Take Washington, D.C.-based Deals For Deeds. Co-founder Josh Hoffman says daily deal websites aren’t attracting high-end brands because they don’t want to be associated with deep discounts. And the kinds of customers frequenting the traditional daily deal websites aren’t likely to turn into repeat business for the local merchants, since many of them are simply after the biggest deal they can get.
By donating some of the proceeds to a charity, however, “we are able to reach a high-value demographic of socially conscious consumers,” says Hoffman. “Cause marketing, if structured effectively, increases retention and brand perceptions.“
Just like most other daily deal websites, Deals For Deeds largely attracts well educated, affluent women. But their customer base is active and engaged in the community, and on average volunteers at least six hours per month of their time, he says.
So how does the charitable twist work? At Deals for Deeds, non-profits come up with a fundraising goal and users get to vote on which non-profit cause they would like to see featured on the website. Deals For Deeds then dedicates a week’s worth of deals toward the fundraising goal, which Hoffman says enables members to know exactly how the money is being used. The goal for the week of December 19, for example, is give 175 students the chance to be in a science fair, through The Child and Family Network Centers.

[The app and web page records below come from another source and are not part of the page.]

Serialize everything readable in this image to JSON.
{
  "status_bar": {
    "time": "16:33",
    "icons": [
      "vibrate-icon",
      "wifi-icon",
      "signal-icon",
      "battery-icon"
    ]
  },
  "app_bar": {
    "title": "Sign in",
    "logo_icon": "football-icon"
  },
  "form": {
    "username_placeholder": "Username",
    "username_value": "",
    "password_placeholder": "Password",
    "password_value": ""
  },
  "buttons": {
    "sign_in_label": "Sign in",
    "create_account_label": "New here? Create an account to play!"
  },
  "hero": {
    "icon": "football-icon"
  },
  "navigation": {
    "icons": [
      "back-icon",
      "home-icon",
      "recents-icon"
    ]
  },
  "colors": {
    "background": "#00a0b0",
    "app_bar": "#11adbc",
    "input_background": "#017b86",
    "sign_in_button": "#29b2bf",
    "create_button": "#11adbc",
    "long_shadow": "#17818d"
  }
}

Deals For Deeds gives a minimum of 5% of every purchase to the charity and in some cases may pony up 100% of the proceeds. For instance, when the website featured a non-profit’s holiday pie sales drive for the homeless, Deals For Deeds gave 100% of the proceeds from the sale to the charity, says Hoffman.
Another such website, Naples, Fla.-based MyEZDeal, works with more than thirty non-profits and schools to give 5% to 10% of each purchase back. Most organizations are schools in the Portland, Oregon and Nashville, Tenn. areas. Once a quarter, 100% of a day’s deal is donated. Currently, MyEZDeal is offering discounts only in the cities mentioned above, but plans to expand rapidly in 2011.
Ron Sapp, the company’s chief executive officer, says that by partnering with local charities MyEZDeal is able to give local merchant access to customers that are more apt to turn into repeat business because they are part of the community.
While schools are the main focus of the charitable giving, with hospitals coming next, Sapp says MyEZDeal will work with merchants to choose charities they care about. “We’ve heard from the business owners that they like the customers they are getting,” says Sapp. “They are feeling pretty positive because there’s a lot more at stake and a lot more passion.”
Yet another website, Eversave of Wakefield, Mass., doesn’t donate a portion of proceeds to a charity every day but will aim to do it with 10% to 20% of the “Saves” the company runs. Jere Doyle, the company’s chief executive officer, says they chooses local charities that are close to home and that people can identify with, including public schools. “It really resonates with our audience,” he says. Eversave donates 5% to 10% of the proceeds from the deals linked to a charity and in some cases lets the merchants choose which charity will receive the proceeds.
One recent deal was a $50 voucher for children’s clothing store ScoutCollection.com for $25. Eversave pledged to donate 5% of the proceeds to Toys for Tots.
Even traditional daily deal websites are getting into the charitable giving game, at least during the holiday season. Through December 24, LivingSocial is running its second annual “12 Days of Giving… Back” program. Customers who purchase these deals will see 1% of the proceeds donated to DonorsChoose.org and GlobalGiving. The program is available in more than 130 markets and in five countries.